▶ _Required action_:
Look through the lines below; wherever the word "this" appears, copy that line.

▶ _Provided material_:
= = = = = = =

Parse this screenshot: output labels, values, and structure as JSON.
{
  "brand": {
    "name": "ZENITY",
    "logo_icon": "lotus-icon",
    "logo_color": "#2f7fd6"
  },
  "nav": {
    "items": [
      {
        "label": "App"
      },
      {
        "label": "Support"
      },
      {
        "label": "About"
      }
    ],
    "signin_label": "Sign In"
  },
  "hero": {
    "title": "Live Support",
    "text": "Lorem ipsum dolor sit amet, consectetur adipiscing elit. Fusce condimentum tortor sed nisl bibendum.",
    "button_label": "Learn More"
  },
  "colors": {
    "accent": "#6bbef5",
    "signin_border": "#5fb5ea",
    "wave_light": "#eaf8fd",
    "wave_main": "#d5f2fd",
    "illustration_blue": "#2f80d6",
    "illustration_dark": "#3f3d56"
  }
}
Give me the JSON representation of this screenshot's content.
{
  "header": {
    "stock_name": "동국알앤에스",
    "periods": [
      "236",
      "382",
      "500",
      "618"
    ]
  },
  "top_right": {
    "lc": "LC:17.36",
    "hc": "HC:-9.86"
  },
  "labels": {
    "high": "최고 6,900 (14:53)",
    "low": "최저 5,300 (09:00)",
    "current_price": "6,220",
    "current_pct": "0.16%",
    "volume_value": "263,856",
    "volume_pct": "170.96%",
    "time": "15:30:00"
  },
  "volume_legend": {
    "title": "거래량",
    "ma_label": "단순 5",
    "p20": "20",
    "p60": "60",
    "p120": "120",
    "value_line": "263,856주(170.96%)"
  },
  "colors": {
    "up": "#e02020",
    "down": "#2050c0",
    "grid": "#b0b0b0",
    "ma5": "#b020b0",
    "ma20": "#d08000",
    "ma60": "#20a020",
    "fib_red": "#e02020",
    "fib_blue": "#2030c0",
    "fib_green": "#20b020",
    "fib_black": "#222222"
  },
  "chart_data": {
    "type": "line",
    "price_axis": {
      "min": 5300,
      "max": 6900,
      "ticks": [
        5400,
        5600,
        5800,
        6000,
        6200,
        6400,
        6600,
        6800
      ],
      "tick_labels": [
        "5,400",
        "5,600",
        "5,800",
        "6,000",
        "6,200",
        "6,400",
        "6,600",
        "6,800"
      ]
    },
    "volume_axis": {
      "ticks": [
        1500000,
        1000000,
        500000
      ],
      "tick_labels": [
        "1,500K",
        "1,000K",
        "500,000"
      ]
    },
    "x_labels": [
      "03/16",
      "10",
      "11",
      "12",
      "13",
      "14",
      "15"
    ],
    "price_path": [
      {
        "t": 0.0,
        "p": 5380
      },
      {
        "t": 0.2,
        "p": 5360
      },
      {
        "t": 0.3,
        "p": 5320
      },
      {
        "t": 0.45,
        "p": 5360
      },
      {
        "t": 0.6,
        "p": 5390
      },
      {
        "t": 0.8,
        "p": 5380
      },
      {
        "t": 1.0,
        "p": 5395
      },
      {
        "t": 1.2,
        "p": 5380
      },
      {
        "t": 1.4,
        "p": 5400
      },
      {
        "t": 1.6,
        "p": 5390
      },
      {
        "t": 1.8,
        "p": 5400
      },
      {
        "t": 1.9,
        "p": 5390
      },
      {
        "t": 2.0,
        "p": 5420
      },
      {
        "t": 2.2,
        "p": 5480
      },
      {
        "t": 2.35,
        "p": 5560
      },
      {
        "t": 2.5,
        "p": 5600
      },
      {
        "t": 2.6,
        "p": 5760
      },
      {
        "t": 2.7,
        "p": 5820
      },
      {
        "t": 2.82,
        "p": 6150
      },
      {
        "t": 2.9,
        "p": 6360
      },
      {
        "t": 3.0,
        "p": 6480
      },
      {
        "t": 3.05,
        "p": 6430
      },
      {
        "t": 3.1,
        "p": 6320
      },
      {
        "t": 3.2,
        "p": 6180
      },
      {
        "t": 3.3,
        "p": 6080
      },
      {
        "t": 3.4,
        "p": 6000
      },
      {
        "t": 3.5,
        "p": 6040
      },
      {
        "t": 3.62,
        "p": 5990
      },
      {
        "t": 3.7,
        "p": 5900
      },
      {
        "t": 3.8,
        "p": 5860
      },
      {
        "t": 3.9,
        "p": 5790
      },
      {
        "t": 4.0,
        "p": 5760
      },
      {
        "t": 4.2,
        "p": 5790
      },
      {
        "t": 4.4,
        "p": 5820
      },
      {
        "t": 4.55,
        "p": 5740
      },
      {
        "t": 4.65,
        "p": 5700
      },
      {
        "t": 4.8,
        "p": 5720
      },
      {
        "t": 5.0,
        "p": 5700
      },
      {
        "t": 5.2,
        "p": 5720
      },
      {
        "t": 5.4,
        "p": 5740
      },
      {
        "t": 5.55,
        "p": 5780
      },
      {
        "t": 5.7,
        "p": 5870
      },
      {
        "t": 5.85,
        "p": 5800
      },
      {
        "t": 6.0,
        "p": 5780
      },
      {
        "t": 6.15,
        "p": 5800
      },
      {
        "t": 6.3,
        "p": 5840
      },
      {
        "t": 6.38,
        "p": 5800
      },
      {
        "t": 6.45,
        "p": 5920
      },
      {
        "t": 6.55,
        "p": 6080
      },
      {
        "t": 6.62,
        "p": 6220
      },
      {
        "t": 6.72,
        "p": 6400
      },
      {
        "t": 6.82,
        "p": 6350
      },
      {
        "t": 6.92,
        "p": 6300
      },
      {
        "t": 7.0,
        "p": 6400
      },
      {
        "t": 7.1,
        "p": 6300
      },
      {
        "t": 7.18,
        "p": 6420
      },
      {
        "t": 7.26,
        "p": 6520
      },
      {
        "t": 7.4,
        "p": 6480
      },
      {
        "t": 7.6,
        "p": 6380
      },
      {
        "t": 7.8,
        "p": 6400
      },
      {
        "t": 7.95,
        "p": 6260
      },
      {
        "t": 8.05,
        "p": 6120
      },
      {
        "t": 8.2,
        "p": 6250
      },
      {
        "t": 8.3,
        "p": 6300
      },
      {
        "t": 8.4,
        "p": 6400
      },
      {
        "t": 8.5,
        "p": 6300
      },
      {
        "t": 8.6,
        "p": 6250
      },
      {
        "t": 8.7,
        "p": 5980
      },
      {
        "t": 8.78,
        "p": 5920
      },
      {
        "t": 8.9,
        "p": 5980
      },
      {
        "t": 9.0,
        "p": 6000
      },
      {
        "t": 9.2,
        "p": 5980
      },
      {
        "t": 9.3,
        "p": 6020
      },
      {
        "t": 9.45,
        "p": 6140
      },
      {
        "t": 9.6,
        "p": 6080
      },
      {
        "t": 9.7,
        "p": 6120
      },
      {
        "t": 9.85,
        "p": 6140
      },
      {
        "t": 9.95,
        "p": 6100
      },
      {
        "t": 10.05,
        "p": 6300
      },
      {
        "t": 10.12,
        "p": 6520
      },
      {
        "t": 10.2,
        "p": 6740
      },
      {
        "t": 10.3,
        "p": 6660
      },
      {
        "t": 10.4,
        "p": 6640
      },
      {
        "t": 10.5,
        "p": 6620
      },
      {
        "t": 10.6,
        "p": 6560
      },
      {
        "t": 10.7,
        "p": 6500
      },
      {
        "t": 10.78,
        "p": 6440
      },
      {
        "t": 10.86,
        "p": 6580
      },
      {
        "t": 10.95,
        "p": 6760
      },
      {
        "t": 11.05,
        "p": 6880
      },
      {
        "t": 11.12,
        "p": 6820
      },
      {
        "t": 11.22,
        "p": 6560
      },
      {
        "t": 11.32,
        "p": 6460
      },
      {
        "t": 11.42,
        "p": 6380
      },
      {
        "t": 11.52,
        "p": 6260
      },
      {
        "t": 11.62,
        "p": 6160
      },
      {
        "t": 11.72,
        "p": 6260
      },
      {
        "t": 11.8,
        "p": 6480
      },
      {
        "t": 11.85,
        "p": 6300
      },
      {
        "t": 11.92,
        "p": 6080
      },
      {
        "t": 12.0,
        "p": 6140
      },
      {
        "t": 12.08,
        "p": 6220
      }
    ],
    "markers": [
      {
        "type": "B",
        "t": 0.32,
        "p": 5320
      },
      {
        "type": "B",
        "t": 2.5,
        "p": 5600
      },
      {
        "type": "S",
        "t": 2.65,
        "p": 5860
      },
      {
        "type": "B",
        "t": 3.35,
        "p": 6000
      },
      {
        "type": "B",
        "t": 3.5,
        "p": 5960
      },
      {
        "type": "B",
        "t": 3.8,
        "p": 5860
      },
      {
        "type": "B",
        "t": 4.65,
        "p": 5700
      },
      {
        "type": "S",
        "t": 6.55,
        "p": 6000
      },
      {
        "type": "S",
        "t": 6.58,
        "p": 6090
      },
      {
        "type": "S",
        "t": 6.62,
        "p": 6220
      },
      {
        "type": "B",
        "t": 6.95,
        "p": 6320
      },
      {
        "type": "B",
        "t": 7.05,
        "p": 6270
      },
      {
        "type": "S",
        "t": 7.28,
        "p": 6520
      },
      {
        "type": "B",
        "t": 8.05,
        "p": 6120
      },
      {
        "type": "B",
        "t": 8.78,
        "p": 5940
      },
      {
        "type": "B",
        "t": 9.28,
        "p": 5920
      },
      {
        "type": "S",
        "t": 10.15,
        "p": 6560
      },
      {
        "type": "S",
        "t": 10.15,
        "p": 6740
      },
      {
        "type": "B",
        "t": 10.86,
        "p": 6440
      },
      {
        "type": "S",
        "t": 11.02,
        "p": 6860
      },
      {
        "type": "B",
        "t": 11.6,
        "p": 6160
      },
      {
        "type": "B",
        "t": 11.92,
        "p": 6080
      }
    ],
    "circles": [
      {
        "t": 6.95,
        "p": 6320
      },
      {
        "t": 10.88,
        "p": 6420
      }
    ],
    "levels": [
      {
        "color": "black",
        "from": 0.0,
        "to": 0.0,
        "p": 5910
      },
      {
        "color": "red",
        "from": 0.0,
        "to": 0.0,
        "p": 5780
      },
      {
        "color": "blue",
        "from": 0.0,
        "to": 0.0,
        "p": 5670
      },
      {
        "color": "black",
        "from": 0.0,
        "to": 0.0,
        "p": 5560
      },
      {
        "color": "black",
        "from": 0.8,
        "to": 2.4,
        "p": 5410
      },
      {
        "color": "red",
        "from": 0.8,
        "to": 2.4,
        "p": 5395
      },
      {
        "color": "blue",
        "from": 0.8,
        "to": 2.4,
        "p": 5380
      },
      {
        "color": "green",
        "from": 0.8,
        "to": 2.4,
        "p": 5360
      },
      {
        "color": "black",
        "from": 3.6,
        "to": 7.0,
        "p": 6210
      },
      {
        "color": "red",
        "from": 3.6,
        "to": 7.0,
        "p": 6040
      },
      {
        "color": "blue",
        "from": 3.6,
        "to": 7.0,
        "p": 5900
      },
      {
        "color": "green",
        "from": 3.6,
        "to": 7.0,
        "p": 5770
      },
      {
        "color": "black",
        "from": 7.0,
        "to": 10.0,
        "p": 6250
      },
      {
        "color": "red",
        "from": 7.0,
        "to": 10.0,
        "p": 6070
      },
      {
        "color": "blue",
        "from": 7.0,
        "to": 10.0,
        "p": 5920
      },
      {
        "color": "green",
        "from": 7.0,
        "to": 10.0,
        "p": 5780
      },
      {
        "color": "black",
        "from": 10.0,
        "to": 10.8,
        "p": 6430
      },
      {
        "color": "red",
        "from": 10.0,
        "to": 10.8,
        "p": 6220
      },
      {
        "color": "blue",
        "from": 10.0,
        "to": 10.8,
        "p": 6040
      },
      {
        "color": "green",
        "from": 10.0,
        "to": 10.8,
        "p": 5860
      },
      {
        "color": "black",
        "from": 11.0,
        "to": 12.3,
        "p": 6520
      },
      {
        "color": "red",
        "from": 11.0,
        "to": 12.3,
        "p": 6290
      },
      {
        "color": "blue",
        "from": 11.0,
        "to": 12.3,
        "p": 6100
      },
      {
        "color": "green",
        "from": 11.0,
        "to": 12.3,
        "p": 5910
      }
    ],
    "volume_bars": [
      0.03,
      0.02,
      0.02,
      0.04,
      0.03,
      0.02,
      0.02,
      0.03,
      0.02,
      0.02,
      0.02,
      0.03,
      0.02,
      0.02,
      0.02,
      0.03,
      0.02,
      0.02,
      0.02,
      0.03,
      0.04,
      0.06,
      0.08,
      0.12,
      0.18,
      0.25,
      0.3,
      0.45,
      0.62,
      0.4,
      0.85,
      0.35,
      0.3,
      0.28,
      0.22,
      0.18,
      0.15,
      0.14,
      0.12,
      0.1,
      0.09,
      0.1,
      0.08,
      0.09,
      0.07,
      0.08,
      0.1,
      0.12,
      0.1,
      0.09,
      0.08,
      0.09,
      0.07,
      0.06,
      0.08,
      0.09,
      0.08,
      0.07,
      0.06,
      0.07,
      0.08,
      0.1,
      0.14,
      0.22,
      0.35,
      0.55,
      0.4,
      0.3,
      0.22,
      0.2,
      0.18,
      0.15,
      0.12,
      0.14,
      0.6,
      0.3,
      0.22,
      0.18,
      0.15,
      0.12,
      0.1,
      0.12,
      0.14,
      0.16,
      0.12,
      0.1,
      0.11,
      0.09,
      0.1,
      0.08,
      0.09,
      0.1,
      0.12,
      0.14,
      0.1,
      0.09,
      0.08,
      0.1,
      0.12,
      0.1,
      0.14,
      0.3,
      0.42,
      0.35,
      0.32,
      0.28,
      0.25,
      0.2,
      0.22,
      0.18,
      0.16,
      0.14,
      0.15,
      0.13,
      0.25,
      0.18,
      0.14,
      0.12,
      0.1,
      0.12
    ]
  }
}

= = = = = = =

▶ _Final answer_:
Parse this screenshot: output labels, values, and structure as JSON.
Give me the JSON representation of this screenshot's content.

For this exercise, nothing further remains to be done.